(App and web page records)
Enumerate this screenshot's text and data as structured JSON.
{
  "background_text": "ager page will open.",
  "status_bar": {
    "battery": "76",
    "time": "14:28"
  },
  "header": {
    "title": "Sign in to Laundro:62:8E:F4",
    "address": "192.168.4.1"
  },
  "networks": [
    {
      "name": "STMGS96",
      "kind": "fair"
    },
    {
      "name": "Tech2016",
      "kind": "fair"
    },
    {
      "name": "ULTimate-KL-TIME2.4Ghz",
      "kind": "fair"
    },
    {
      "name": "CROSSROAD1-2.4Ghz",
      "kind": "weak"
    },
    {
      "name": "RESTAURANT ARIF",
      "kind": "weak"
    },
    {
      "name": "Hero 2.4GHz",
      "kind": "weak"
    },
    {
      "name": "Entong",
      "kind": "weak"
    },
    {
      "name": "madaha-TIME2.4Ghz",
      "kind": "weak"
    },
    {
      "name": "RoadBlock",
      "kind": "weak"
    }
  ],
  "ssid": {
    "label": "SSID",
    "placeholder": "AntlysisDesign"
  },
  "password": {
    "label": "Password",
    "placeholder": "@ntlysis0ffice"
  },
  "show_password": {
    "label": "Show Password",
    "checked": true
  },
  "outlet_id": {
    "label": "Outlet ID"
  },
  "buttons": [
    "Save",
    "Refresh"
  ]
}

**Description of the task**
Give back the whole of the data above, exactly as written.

**Written solution**
Enumerate this screenshot's text and data as structured JSON.
{
  "background_text": "ager page will open.",
  "status_bar": {
    "battery": "76",
    "time": "14:28"
  },
  "header": {
    "title": "Sign in to Laundro:62:8E:F4",
    "address": "192.168.4.1"
  },
  "networks": [
    {
      "name": "STMGS96",
      "kind": "fair"
    },
    {
      "name": "Tech2016",
      "kind": "fair"
    },
    {
      "name": "ULTimate-KL-TIME2.4Ghz",
      "kind": "fair"
    },
    {
      "name": "CROSSROAD1-2.4Ghz",
      "kind": "weak"
    },
    {
      "name": "RESTAURANT ARIF",
      "kind": "weak"
    },
    {
      "name": "Hero 2.4GHz",
      "kind": "weak"
    },
    {
      "name": "Entong",
      "kind": "weak"
    },
    {
      "name": "madaha-TIME2.4Ghz",
      "kind": "weak"
    },
    {
      "name": "RoadBlock",
      "kind": "weak"
    }
  ],
  "ssid": {
    "label": "SSID",
    "placeholder": "AntlysisDesign"
  },
  "password": {
    "label": "Password",
    "placeholder": "@ntlysis0ffice"
  },
  "show_password": {
    "label": "Show Password",
    "checked": true
  },
  "outlet_id": {
    "label": "Outlet ID"
  },
  "buttons": [
    "Save",
    "Refresh"
  ]
}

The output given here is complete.